The blurb/manifesto on the steampunk lolita community:
This is the journal for people who wish to dress within the Steam Punk and Lolita aesthetic. Here talk will be of technology and the future but from the Victorian perspective and aesthetic.
We shall discuss fashion and literature and how we can impart the sense of wonder and joy we get from the great potential of steam power and Mr Babbage’s Analytical Machine into our clothing and way of life.
We admire buildings not just for their beauty but for their construct, we see machines as objects of art as well as function.
We are the Future Thoughts of a Past Time

 Unlike Gothic Lolita and closer to Classic, the colour pallet tends to go to using brown more heavily than black, browns, metallic colours like copper, brass, gold, navy, off white, white, pearl, Burgundy, dusky pinks and rich moss greens. Depending on which tribe or class of Steampunk the outfit can be more deconstructed or highly tailored like the Elegant Gothic Aristocrat look. Textiles include more leather, chain, steel, copper (wire/cogs), velvet, felt, brocades.

 As for incorporatingthe motifs between the two looks – it’s easy to combine things such keys, crowns, cameos, fler-de-lis, Moitie’s famous Iron-gate/ect Prints with existing steamy motifs like clocks, gears, cogs and Roman Numerals.

 Brand wise – Steam friendly brands include Alice and the Pirates, Innocent World (For their boystyle and colour pallet, making quite a few items in brown), Putumayo (for a punkish edge), Moi Meme Moitie/ Atelier Boz (for aristocratic tailoring). For the most part Steampunk style is heavily dependant on DIY, reconstructing and second hand, as each person likes to have something truly original or unique that sets them apart. Steam reality is a more fluid one – rather than the lolita desire to travel back to a more authetic period – there’s is one of a dynamic past reality primarily that of a psuedo-Victorian era.

The style is facinating on it’s own and it’s melding with Lolita is truly an interesting mix of two similiar fashion cultures and aesthetics – I just wish there were a lot more good image examples that were free to use. If anyone has good Steampunk Lolita images please feel free to show me them!


*Talking about Steampunk as purely a fashion/style aesthetic and not much to do with any inherent lifestyle activities / meet ups / role play / ect

Lolita has a Posse

Posted in Uncategorized with tags , , , , , , , , on April 8, 2008 by dollpart

A friend of mine asked me who would win in an epic battle – Lolitas v Steampunks?

I figure lolitas could mod most of their accessories into weapons (modifying brand? blaspheme!) – swords hidden in the hilts of parasols, parasols with cattleprods tips, hair bows that double as shirkens and if all else fails taking off our big, heavy Rocking-Horse shoes and clobbering people with them.

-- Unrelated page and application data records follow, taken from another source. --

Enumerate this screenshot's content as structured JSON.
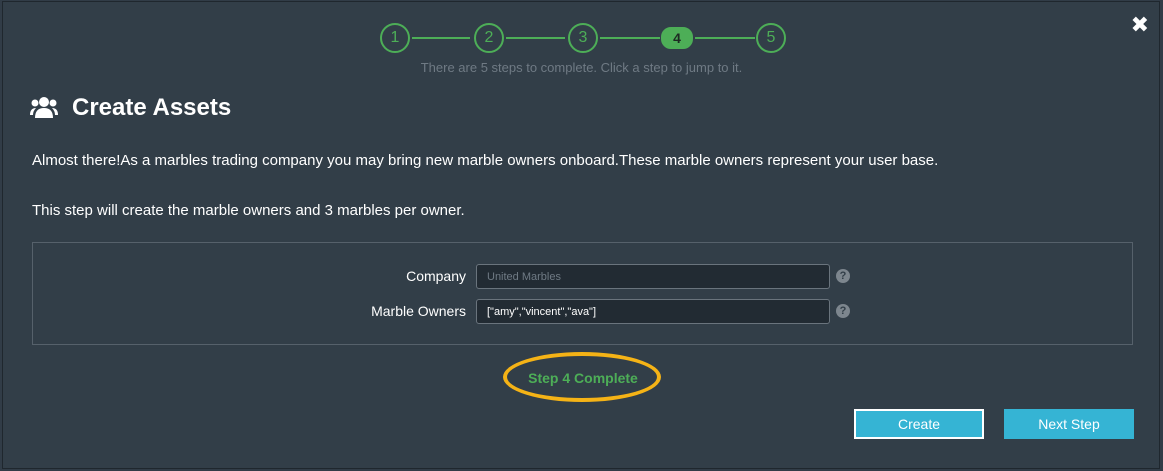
{
  "stepper": {
    "steps": [
      "1",
      "2",
      "3",
      "4",
      "5"
    ],
    "active_step": 4,
    "hint": "There are 5 steps to complete. Click a step to jump to it."
  },
  "close_icon": "close-icon",
  "title": {
    "icon": "users-icon",
    "text": "Create Assets"
  },
  "description": {
    "line1": "Almost there!As a marbles trading company you may bring new marble owners onboard.These marble owners represent your user base.",
    "line2": "This step will create the marble owners and 3 marbles per owner."
  },
  "form": {
    "company": {
      "label": "Company",
      "value": "United Marbles"
    },
    "owners": {
      "label": "Marble Owners",
      "value": "[\"amy\",\"vincent\",\"ava\"]"
    },
    "help_glyph": "?"
  },
  "status": {
    "text": "Step 4 Complete",
    "color": "#4dae57",
    "highlight_color": "#f5b316"
  },
  "buttons": {
    "create": "Create",
    "next": "Next Step"
  },
  "colors": {
    "background": "#323e48",
    "accent_green": "#4dae57",
    "button_blue": "#35b4d4"
  }
}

Steam punks are heavily armed and have better shielding than tulle petticoats and bad-attitudes but what we lack in amo and defences we make up with pure crazy rage.

I mean, just look at us:

Don't FUCK with us!
Frilly Gangsters – WE OWN THIS CITY.